*Your task*:
Send back the data below exactly. Drop every picture.

╭──

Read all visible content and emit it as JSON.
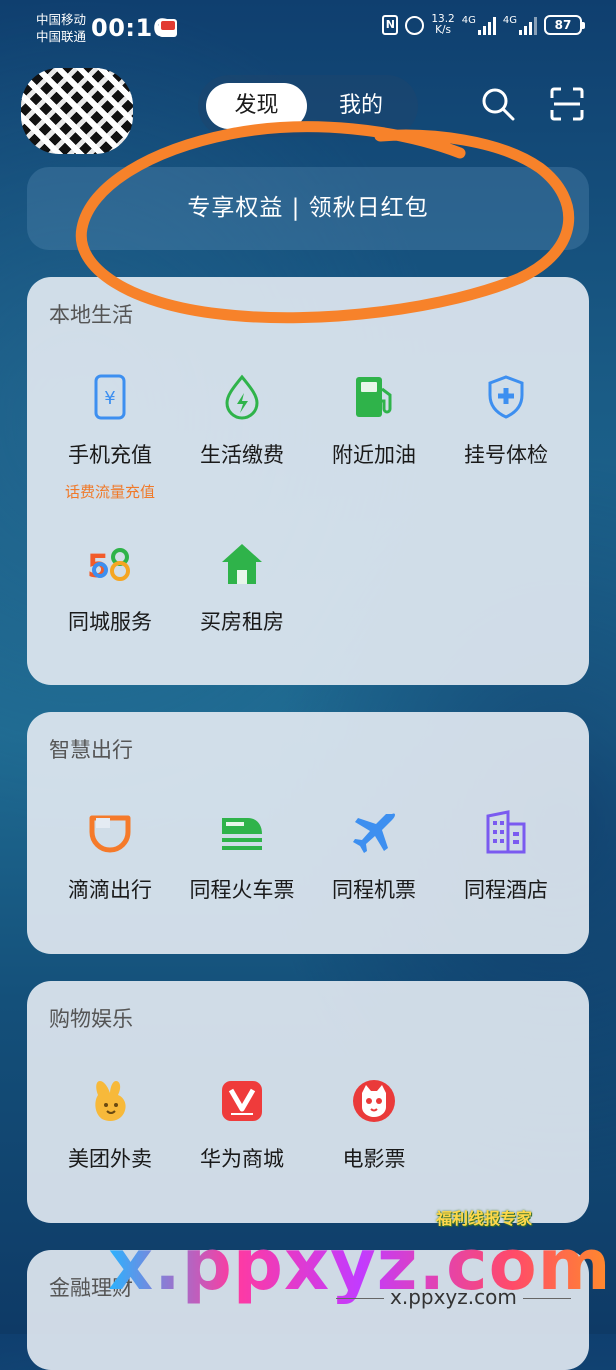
{
  "status_bar": {
    "carrier_1": "中国移动",
    "carrier_2": "中国联通",
    "time": "00:16",
    "nfc": "N",
    "net_speed_value": "13.2",
    "net_speed_unit": "K/s",
    "network_1": "4G",
    "network_2": "4G",
    "battery": "87"
  },
  "header": {
    "tabs": [
      {
        "label": "发现",
        "active": true
      },
      {
        "label": "我的",
        "active": false
      }
    ]
  },
  "banner": {
    "text": "专享权益 | 领秋日红包"
  },
  "sections": [
    {
      "title": "本地生活",
      "items": [
        {
          "label": "手机充值",
          "sublabel": "话费流量充值",
          "icon": "phone-recharge-icon"
        },
        {
          "label": "生活缴费",
          "icon": "utility-bill-icon"
        },
        {
          "label": "附近加油",
          "icon": "gas-station-icon"
        },
        {
          "label": "挂号体检",
          "icon": "medical-shield-icon"
        },
        {
          "label": "同城服务",
          "icon": "58-logo-icon"
        },
        {
          "label": "买房租房",
          "icon": "house-icon"
        }
      ]
    },
    {
      "title": "智慧出行",
      "items": [
        {
          "label": "滴滴出行",
          "icon": "didi-logo-icon"
        },
        {
          "label": "同程火车票",
          "icon": "train-icon"
        },
        {
          "label": "同程机票",
          "icon": "airplane-icon"
        },
        {
          "label": "同程酒店",
          "icon": "hotel-building-icon"
        }
      ]
    },
    {
      "title": "购物娱乐",
      "items": [
        {
          "label": "美团外卖",
          "icon": "meituan-rabbit-icon"
        },
        {
          "label": "华为商城",
          "icon": "vmall-icon"
        },
        {
          "label": "电影票",
          "icon": "movie-cat-icon"
        }
      ]
    },
    {
      "title": "金融理财",
      "items": []
    }
  ],
  "watermark": {
    "logo_text": "福利线报专家",
    "site_big": "x.ppxyz.com",
    "site_small": "x.ppxyz.com"
  },
  "colors": {
    "accent_orange": "#f07a2a",
    "annotation_circle": "#f7822a",
    "icon_blue": "#3d8ff0",
    "icon_green": "#2fb34a"
  }
}
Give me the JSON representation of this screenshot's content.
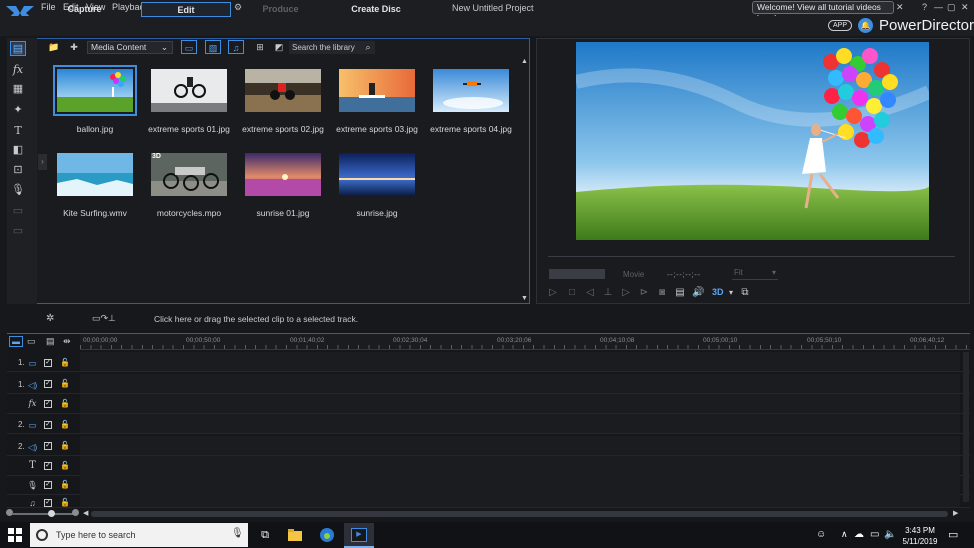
{
  "menubar": {
    "items": [
      "File",
      "Edit",
      "View",
      "Playback"
    ],
    "project_title": "New Untitled Project",
    "welcome": "Welcome! View all tutorial videos here!",
    "help": "?"
  },
  "modes": {
    "tabs": [
      {
        "label": "Capture",
        "state": "normal"
      },
      {
        "label": "Edit",
        "state": "active"
      },
      {
        "label": "Produce",
        "state": "disabled"
      },
      {
        "label": "Create Disc",
        "state": "normal"
      }
    ],
    "app_badge": "APP",
    "brand": "PowerDirector"
  },
  "library": {
    "filter": "Media Content",
    "search_placeholder": "Search the library",
    "items": [
      {
        "label": "ballon.jpg",
        "selected": true
      },
      {
        "label": "extreme sports 01.jpg"
      },
      {
        "label": "extreme sports 02.jpg"
      },
      {
        "label": "extreme sports 03.jpg"
      },
      {
        "label": "extreme sports 04.jpg"
      },
      {
        "label": "Kite Surfing.wmv"
      },
      {
        "label": "motorcycles.mpo",
        "badge": "3D"
      },
      {
        "label": "sunrise 01.jpg"
      },
      {
        "label": "sunrise.jpg"
      }
    ]
  },
  "preview": {
    "mode": "Movie",
    "timecode": "--;--;--;--",
    "fit": "Fit",
    "stereo": "3D"
  },
  "timeline": {
    "hint": "Click here or drag the selected clip to a selected track.",
    "ruler": [
      "00;00;00;00",
      "00;00;50;00",
      "00;01;40;02",
      "00;02;30;04",
      "00;03;20;06",
      "00;04;10;08",
      "00;05;00;10",
      "00;05;50;10",
      "00;06;40;12"
    ],
    "tracks": [
      {
        "label": "1.",
        "icon": "video-track-icon"
      },
      {
        "label": "1.",
        "icon": "audio-track-icon"
      },
      {
        "label": "",
        "icon": "fx-track-icon"
      },
      {
        "label": "2.",
        "icon": "video-track-icon"
      },
      {
        "label": "2.",
        "icon": "audio-track-icon"
      },
      {
        "label": "",
        "icon": "title-track-icon"
      },
      {
        "label": "",
        "icon": "voice-track-icon"
      },
      {
        "label": "",
        "icon": "music-track-icon"
      }
    ]
  },
  "taskbar": {
    "search_placeholder": "Type here to search",
    "time": "3:43 PM",
    "date": "5/11/2019"
  },
  "colors": {
    "accent": "#3f8de0",
    "background": "#17181c"
  }
}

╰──

*Final answer*:
Read all visible content and emit it as JSON.
{
  "status_bar": {
    "carrier_1": "中国移动",
    "carrier_2": "中国联通",
    "time": "00:16",
    "nfc": "N",
    "net_speed_value": "13.2",
    "net_speed_unit": "K/s",
    "network_1": "4G",
    "network_2": "4G",
    "battery": "87"
  },
  "header": {
    "tabs": [
      {
        "label": "发现",
        "active": true
      },
      {
        "label": "我的",
        "active": false
      }
    ]
  },
  "banner": {
    "text": "专享权益 | 领秋日红包"
  },
  "sections": [
    {
      "title": "本地生活",
      "items": [
        {
          "label": "手机充值",
          "sublabel": "话费流量充值",
          "icon": "phone-recharge-icon"
        },
        {
          "label": "生活缴费",
          "icon": "utility-bill-icon"
        },
        {
          "label": "附近加油",
          "icon": "gas-station-icon"
        },
        {
          "label": "挂号体检",
          "icon": "medical-shield-icon"
        },
        {
          "label": "同城服务",
          "icon": "58-logo-icon"
        },
        {
          "label": "买房租房",
          "icon": "house-icon"
        }
      ]
    },
    {
      "title": "智慧出行",
      "items": [
        {
          "label": "滴滴出行",
          "icon": "didi-logo-icon"
        },
        {
          "label": "同程火车票",
          "icon": "train-icon"
        },
        {
          "label": "同程机票",
          "icon": "airplane-icon"
        },
        {
          "label": "同程酒店",
          "icon": "hotel-building-icon"
        }
      ]
    },
    {
      "title": "购物娱乐",
      "items": [
        {
          "label": "美团外卖",
          "icon": "meituan-rabbit-icon"
        },
        {
          "label": "华为商城",
          "icon": "vmall-icon"
        },
        {
          "label": "电影票",
          "icon": "movie-cat-icon"
        }
      ]
    },
    {
      "title": "金融理财",
      "items": []
    }
  ],
  "watermark": {
    "logo_text": "福利线报专家",
    "site_big": "x.ppxyz.com",
    "site_small": "x.ppxyz.com"
  },
  "colors": {
    "accent_orange": "#f07a2a",
    "annotation_circle": "#f7822a",
    "icon_blue": "#3d8ff0",
    "icon_green": "#2fb34a"
  }
}
Give me the JSON representation of this screenshot's content.
{
  "menubar": {
    "items": [
      "File",
      "Edit",
      "View",
      "Playback"
    ],
    "project_title": "New Untitled Project",
    "welcome": "Welcome! View all tutorial videos here!",
    "help": "?"
  },
  "modes": {
    "tabs": [
      {
        "label": "Capture",
        "state": "normal"
      },
      {
        "label": "Edit",
        "state": "active"
      },
      {
        "label": "Produce",
        "state": "disabled"
      },
      {
        "label": "Create Disc",
        "state": "normal"
      }
    ],
    "app_badge": "APP",
    "brand": "PowerDirector"
  },
  "library": {
    "filter": "Media Content",
    "search_placeholder": "Search the library",
    "items": [
      {
        "label": "ballon.jpg",
        "selected": true
      },
      {
        "label": "extreme sports 01.jpg"
      },
      {
        "label": "extreme sports 02.jpg"
      },
      {
        "label": "extreme sports 03.jpg"
      },
      {
        "label": "extreme sports 04.jpg"
      },
      {
        "label": "Kite Surfing.wmv"
      },
      {
        "label": "motorcycles.mpo",
        "badge": "3D"
      },
      {
        "label": "sunrise 01.jpg"
      },
      {
        "label": "sunrise.jpg"
      }
    ]
  },
  "preview": {
    "mode": "Movie",
    "timecode": "--;--;--;--",
    "fit": "Fit",
    "stereo": "3D"
  },
  "timeline": {
    "hint": "Click here or drag the selected clip to a selected track.",
    "ruler": [
      "00;00;00;00",
      "00;00;50;00",
      "00;01;40;02",
      "00;02;30;04",
      "00;03;20;06",
      "00;04;10;08",
      "00;05;00;10",
      "00;05;50;10",
      "00;06;40;12"
    ],
    "tracks": [
      {
        "label": "1.",
        "icon": "video-track-icon"
      },
      {
        "label": "1.",
        "icon": "audio-track-icon"
      },
      {
        "label": "",
        "icon": "fx-track-icon"
      },
      {
        "label": "2.",
        "icon": "video-track-icon"
      },
      {
        "label": "2.",
        "icon": "audio-track-icon"
      },
      {
        "label": "",
        "icon": "title-track-icon"
      },
      {
        "label": "",
        "icon": "voice-track-icon"
      },
      {
        "label": "",
        "icon": "music-track-icon"
      }
    ]
  },
  "taskbar": {
    "search_placeholder": "Type here to search",
    "time": "3:43 PM",
    "date": "5/11/2019"
  },
  "colors": {
    "accent": "#3f8de0",
    "background": "#17181c"
  }
}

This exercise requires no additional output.